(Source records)
· · · · ·
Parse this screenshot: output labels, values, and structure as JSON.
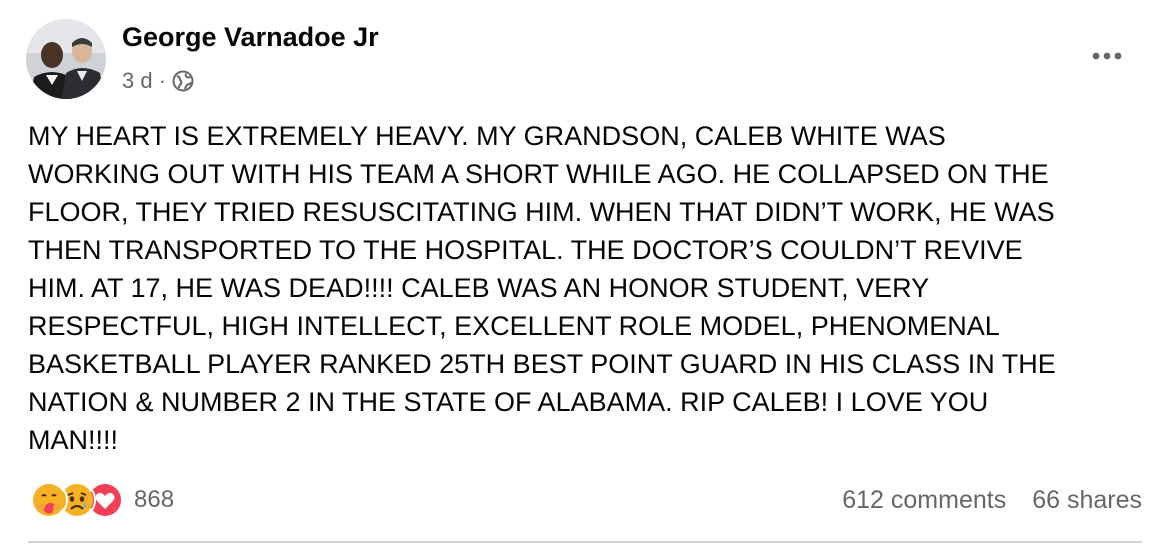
{
  "post": {
    "author": "George Varnadoe Jr",
    "timestamp": "3 d",
    "separator": "·",
    "audience_icon": "globe-icon",
    "more_icon": "more-options-icon",
    "text": "MY HEART IS EXTREMELY HEAVY.  MY GRANDSON, CALEB WHITE WAS\nWORKING OUT WITH HIS TEAM A SHORT WHILE AGO.  HE COLLAPSED ON THE\nFLOOR, THEY TRIED RESUSCITATING HIM.  WHEN THAT DIDN’T WORK, HE WAS\nTHEN TRANSPORTED TO THE HOSPITAL. THE DOCTOR’S COULDN’T REVIVE\nHIM.  AT 17, HE WAS DEAD!!!!  CALEB WAS AN HONOR STUDENT, VERY\nRESPECTFUL, HIGH INTELLECT, EXCELLENT ROLE MODEL, PHENOMENAL\nBASKETBALL PLAYER RANKED 25TH BEST POINT GUARD IN HIS CLASS IN THE\nNATION & NUMBER 2 IN THE STATE OF ALABAMA.  RIP CALEB!  I LOVE YOU\nMAN!!!!"
  },
  "reactions": {
    "icons": [
      "care-reaction-icon",
      "sad-reaction-icon",
      "love-reaction-icon"
    ],
    "count": "868"
  },
  "stats": {
    "comments": "612 comments",
    "shares": "66 shares"
  },
  "colors": {
    "text": "#050505",
    "secondary_text": "#65676b",
    "divider": "#ced0d4",
    "love_red": "#f33e58",
    "emoji_yellow": "#f7b125"
  }
}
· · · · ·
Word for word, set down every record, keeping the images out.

Parse this screenshot: output labels, values, and structure as JSON.
{
  "post": {
    "author": "George Varnadoe Jr",
    "timestamp": "3 d",
    "separator": "·",
    "audience_icon": "globe-icon",
    "more_icon": "more-options-icon",
    "text": "MY HEART IS EXTREMELY HEAVY.  MY GRANDSON, CALEB WHITE WAS\nWORKING OUT WITH HIS TEAM A SHORT WHILE AGO.  HE COLLAPSED ON THE\nFLOOR, THEY TRIED RESUSCITATING HIM.  WHEN THAT DIDN’T WORK, HE WAS\nTHEN TRANSPORTED TO THE HOSPITAL. THE DOCTOR’S COULDN’T REVIVE\nHIM.  AT 17, HE WAS DEAD!!!!  CALEB WAS AN HONOR STUDENT, VERY\nRESPECTFUL, HIGH INTELLECT, EXCELLENT ROLE MODEL, PHENOMENAL\nBASKETBALL PLAYER RANKED 25TH BEST POINT GUARD IN HIS CLASS IN THE\nNATION & NUMBER 2 IN THE STATE OF ALABAMA.  RIP CALEB!  I LOVE YOU\nMAN!!!!"
  },
  "reactions": {
    "icons": [
      "care-reaction-icon",
      "sad-reaction-icon",
      "love-reaction-icon"
    ],
    "count": "868"
  },
  "stats": {
    "comments": "612 comments",
    "shares": "66 shares"
  },
  "colors": {
    "text": "#050505",
    "secondary_text": "#65676b",
    "divider": "#ced0d4",
    "love_red": "#f33e58",
    "emoji_yellow": "#f7b125"
  }
}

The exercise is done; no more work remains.